    • Put down cognitive retraining statements
  • 58. Verbal Compensations For Poor Memory
    • Could you refresh my memory? What were we talking about?
    • What you are saying is very important. Could you repeat it for me?
    • Learn how many steps are your limit- Do Not Exceed.
  • 59. Verbal Compensations For Poor Memory and Anger Outbursts That’s an important idea- Give me some time to think about it and I will get back to you later.
  • 60. Initiation Compensations
    • Because my “starter” is broken, I will make a comment or say something every time my family gets together (or I am in any social group).
    • Others judge us by our verbal output- if your talking has decreased, others will assume
    • silence= less smarts
  • 61. Problem solving (non interpersonal Content): Additional Constructs
    • When I don’t know what to do , I need to say, can you help me?

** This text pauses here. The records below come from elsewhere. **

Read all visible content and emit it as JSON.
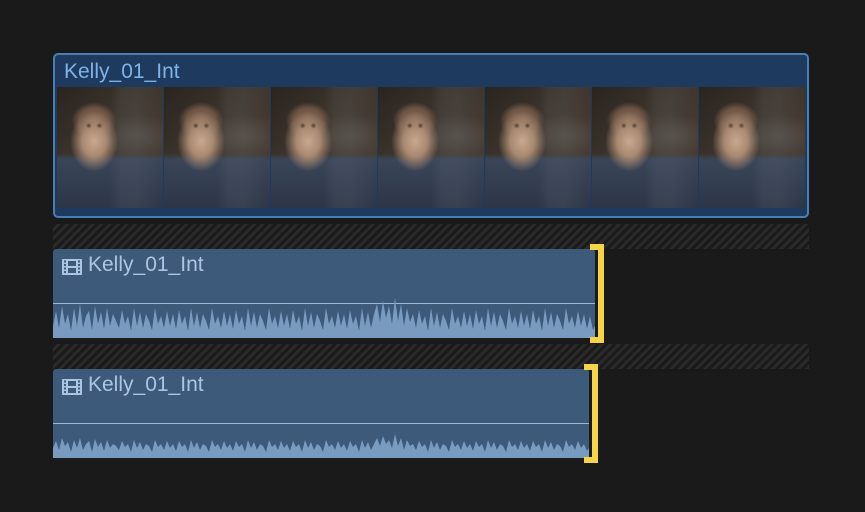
{
  "video_clip": {
    "name": "Kelly_01_Int"
  },
  "audio_clips": [
    {
      "name": "Kelly_01_Int"
    },
    {
      "name": "Kelly_01_Int"
    }
  ],
  "colors": {
    "clip_bg": "#3d5a7a",
    "clip_border": "#4a7fb5",
    "text": "#aac6e3",
    "edit_marker": "#f5d547",
    "waveform": "#7a9bc0"
  }
}
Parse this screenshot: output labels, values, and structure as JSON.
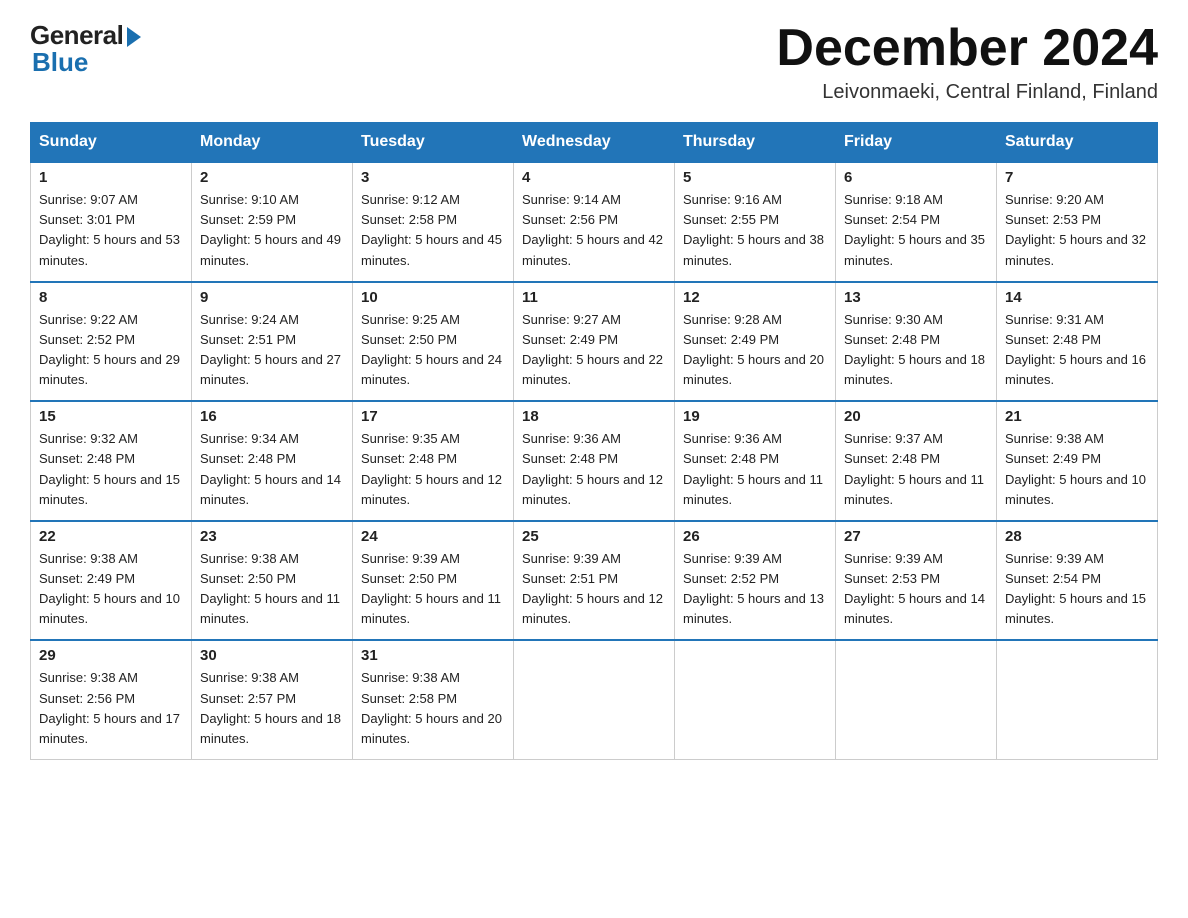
{
  "logo": {
    "general": "General",
    "blue": "Blue"
  },
  "title": "December 2024",
  "location": "Leivonmaeki, Central Finland, Finland",
  "days_of_week": [
    "Sunday",
    "Monday",
    "Tuesday",
    "Wednesday",
    "Thursday",
    "Friday",
    "Saturday"
  ],
  "weeks": [
    [
      {
        "day": "1",
        "sunrise": "9:07 AM",
        "sunset": "3:01 PM",
        "daylight": "5 hours and 53 minutes."
      },
      {
        "day": "2",
        "sunrise": "9:10 AM",
        "sunset": "2:59 PM",
        "daylight": "5 hours and 49 minutes."
      },
      {
        "day": "3",
        "sunrise": "9:12 AM",
        "sunset": "2:58 PM",
        "daylight": "5 hours and 45 minutes."
      },
      {
        "day": "4",
        "sunrise": "9:14 AM",
        "sunset": "2:56 PM",
        "daylight": "5 hours and 42 minutes."
      },
      {
        "day": "5",
        "sunrise": "9:16 AM",
        "sunset": "2:55 PM",
        "daylight": "5 hours and 38 minutes."
      },
      {
        "day": "6",
        "sunrise": "9:18 AM",
        "sunset": "2:54 PM",
        "daylight": "5 hours and 35 minutes."
      },
      {
        "day": "7",
        "sunrise": "9:20 AM",
        "sunset": "2:53 PM",
        "daylight": "5 hours and 32 minutes."
      }
    ],
    [
      {
        "day": "8",
        "sunrise": "9:22 AM",
        "sunset": "2:52 PM",
        "daylight": "5 hours and 29 minutes."
      },
      {
        "day": "9",
        "sunrise": "9:24 AM",
        "sunset": "2:51 PM",
        "daylight": "5 hours and 27 minutes."
      },
      {
        "day": "10",
        "sunrise": "9:25 AM",
        "sunset": "2:50 PM",
        "daylight": "5 hours and 24 minutes."
      },
      {
        "day": "11",
        "sunrise": "9:27 AM",
        "sunset": "2:49 PM",
        "daylight": "5 hours and 22 minutes."
      },
      {
        "day": "12",
        "sunrise": "9:28 AM",
        "sunset": "2:49 PM",
        "daylight": "5 hours and 20 minutes."
      },
      {
        "day": "13",
        "sunrise": "9:30 AM",
        "sunset": "2:48 PM",
        "daylight": "5 hours and 18 minutes."
      },
      {
        "day": "14",
        "sunrise": "9:31 AM",
        "sunset": "2:48 PM",
        "daylight": "5 hours and 16 minutes."
      }
    ],
    [
      {
        "day": "15",
        "sunrise": "9:32 AM",
        "sunset": "2:48 PM",
        "daylight": "5 hours and 15 minutes."
      },
      {
        "day": "16",
        "sunrise": "9:34 AM",
        "sunset": "2:48 PM",
        "daylight": "5 hours and 14 minutes."
      },
      {
        "day": "17",
        "sunrise": "9:35 AM",
        "sunset": "2:48 PM",
        "daylight": "5 hours and 12 minutes."
      },
      {
        "day": "18",
        "sunrise": "9:36 AM",
        "sunset": "2:48 PM",
        "daylight": "5 hours and 12 minutes."
      },
      {
        "day": "19",
        "sunrise": "9:36 AM",
        "sunset": "2:48 PM",
        "daylight": "5 hours and 11 minutes."
      },
      {
        "day": "20",
        "sunrise": "9:37 AM",
        "sunset": "2:48 PM",
        "daylight": "5 hours and 11 minutes."
      },
      {
        "day": "21",
        "sunrise": "9:38 AM",
        "sunset": "2:49 PM",
        "daylight": "5 hours and 10 minutes."
      }
    ],
    [
      {
        "day": "22",
        "sunrise": "9:38 AM",
        "sunset": "2:49 PM",
        "daylight": "5 hours and 10 minutes."
      },
      {
        "day": "23",
        "sunrise": "9:38 AM",
        "sunset": "2:50 PM",
        "daylight": "5 hours and 11 minutes."
      },
      {
        "day": "24",
        "sunrise": "9:39 AM",
        "sunset": "2:50 PM",
        "daylight": "5 hours and 11 minutes."
      },
      {
        "day": "25",
        "sunrise": "9:39 AM",
        "sunset": "2:51 PM",
        "daylight": "5 hours and 12 minutes."
      },
      {
        "day": "26",
        "sunrise": "9:39 AM",
        "sunset": "2:52 PM",
        "daylight": "5 hours and 13 minutes."
      },
      {
        "day": "27",
        "sunrise": "9:39 AM",
        "sunset": "2:53 PM",
        "daylight": "5 hours and 14 minutes."
      },
      {
        "day": "28",
        "sunrise": "9:39 AM",
        "sunset": "2:54 PM",
        "daylight": "5 hours and 15 minutes."
      }
    ],
    [
      {
        "day": "29",
        "sunrise": "9:38 AM",
        "sunset": "2:56 PM",
        "daylight": "5 hours and 17 minutes."
      },
      {
        "day": "30",
        "sunrise": "9:38 AM",
        "sunset": "2:57 PM",
        "daylight": "5 hours and 18 minutes."
      },
      {
        "day": "31",
        "sunrise": "9:38 AM",
        "sunset": "2:58 PM",
        "daylight": "5 hours and 20 minutes."
      },
      null,
      null,
      null,
      null
    ]
  ]
}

    • Because I have trouble with new problems, I need to ask someone to help me break this into steps.
    • When solving a problem, I have a tendency to not see the big picture, and I get caught by detail. I should check with someone before deciding.
    • I should talk my way through the problem while solving it, this tends to make me aware of additional things I know to solve the problem.
  • 62.
    • Problems in social appropriateness:
    • Inability to de-center in conversation
    • Inability to read others emotional expressions
    • Inability to read complex social situations visually
    • Inability to negotiate (de-centering and multi-track)
    • Line between inside thought/outside thought has moved. (Gumballing)
    • Age of injury/insult precluded learning some social schema (Shank and Abelson)
  • 63. Trouble Reading Other’s Emotions Because I have trouble (spatially) reading other peoples faces, I need to ask how they are feeling to read them correctly. Make like a psychologist and sprinkle your speech with “So how do you feel about that?”
  • 64. Social Problem Solving
    • Negotiating:
    • State the other persons main point. What do they want?
    • State your point. What do you want?
    • State a sentence which includes half of what they want and half of what you want.
  • 65. Social Compensation’s Caretaking spouses often feel unappreciated for their extraordinary efforts. Writing a couple of phrases of appreciation “You are such a wonderful partner, I’m so lucky to have you”. Or “Have I told you I love you?” in the patient’s memory book or electronic organizer every few days, (which the patient reviews after each meal) can make a spouse feel that their efforts are noticed.
  • 66. Social Problem Solving
    • Problem determining what is an outside and what is an inside thought-
    • Often patient exhibits “gumballing”- speaking thoughts, with no awareness of impact.
    • Counting delay plus “Is this an inside or an outside thought?” helps. What really helps is informing family that they are hearing the patient’s thoughts.
  • 67. Conclusions
    • 1. Work on that which results in stimulus overload.
    • 2. Link performance of a cognitive strategy to patient’s catastrophic reaction.
    • 3. Link performance of a cognitive strategy to a physiological response.
    • 4. Externalize the neurological insult and triangulate the patient/family/therapist against it.
    • 5. Work to change the source of self-esteem from a “competitive best” model to a resilience (performance of the construct whenever needed) model.
  • 68.
    • 5:1 rule becomes 8:1
    • Say 8 positive things for every “correction” you
    • Offer- to everyone.